You can develop razor burn for a number of different reasons. There isn’t any one specific thing — such as a type of razor or shaving lubricant — to avoid.
The following can lead to razor burn:
- shaving without using a lubricant, such as soap and water or shaving cream
- shaving against the direction of your hair
- using an old razor
- using a razor that’s clogged with hair, soap, or shaving cream
- shaving a single area too many times
- shaving too quickly
- using shaving products that irritate your skin
It’s important to remember that your razor is a tool that must be maintained and replaced as needed. Even if you’re using an appropriate lubricant and shaving in the correct direction, a dull or clogged blade can cause you to develop razor burn.
Although the terms are used interchangeably, razor burn and razor bumps are generally considered different conditions. A razor burn is caused after you shave, and razor bumps are the result of shaved hairs growing back and becoming ingrown.
Ingrown hairs may look like raised bumps or even acne. This may occur when you remove hair through methods such as shaving, tweezing, or waxing. When the hair grows back, it curls into your skin instead of away from your skin.

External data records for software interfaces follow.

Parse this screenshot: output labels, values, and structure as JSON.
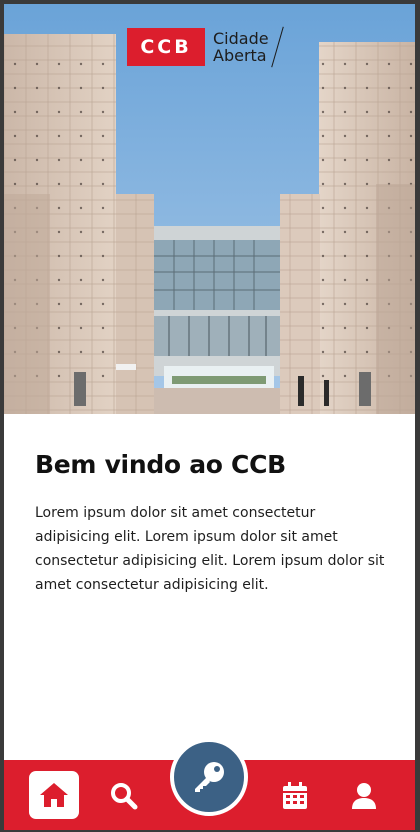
{
  "header": {
    "logo_mark": "CCB",
    "logo_line1": "Cidade",
    "logo_line2": "Aberta"
  },
  "main": {
    "title": "Bem vindo ao CCB",
    "body": "Lorem ipsum dolor sit amet consectetur adipisicing elit. Lorem ipsum dolor sit amet consectetur adipisicing elit. Lorem ipsum dolor sit amet consectetur adipisicing elit."
  },
  "bottom_nav": {
    "items": [
      {
        "name": "home",
        "icon": "home-icon",
        "active": true
      },
      {
        "name": "search",
        "icon": "search-icon",
        "active": false
      },
      {
        "name": "key",
        "icon": "key-icon",
        "active": false
      },
      {
        "name": "calendar",
        "icon": "calendar-icon",
        "active": false
      },
      {
        "name": "profile",
        "icon": "user-icon",
        "active": false
      }
    ]
  },
  "colors": {
    "brand_red": "#dc1e2d",
    "key_blue": "#3c6185",
    "text": "#111111"
  }
}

Similar to razor burn, razor bumps can cause tenderness, inflammation, and a red rash.
Razor bumps are more common in people with curly hair, because the hair is more likely to curl back into the skin. A more severe version of razor bumps is known as pseudofolliculitis barbae. This condition occurs in up to 60 percent of African American men and in others with curly hair. In severe situations, this condition may require your doctor’s advice and treatment.
In most cases, razor burn will clear up within a few days without treatment. Razor bumps may take longer to clear, and you should avoid shaving while bumps are present.
If the affected area appears to be infected, or doesn’t clear up within reasonable time frame, consult your doctor. Chronically occurring razor burn or razor bumps should also be treated by a doctor.
In some cases, your rash may not result from razor burn or razor bumps. If you suspect you have a rash unrelated to shaving or that a product you used to shave caused an allergic reaction, contact your doctor.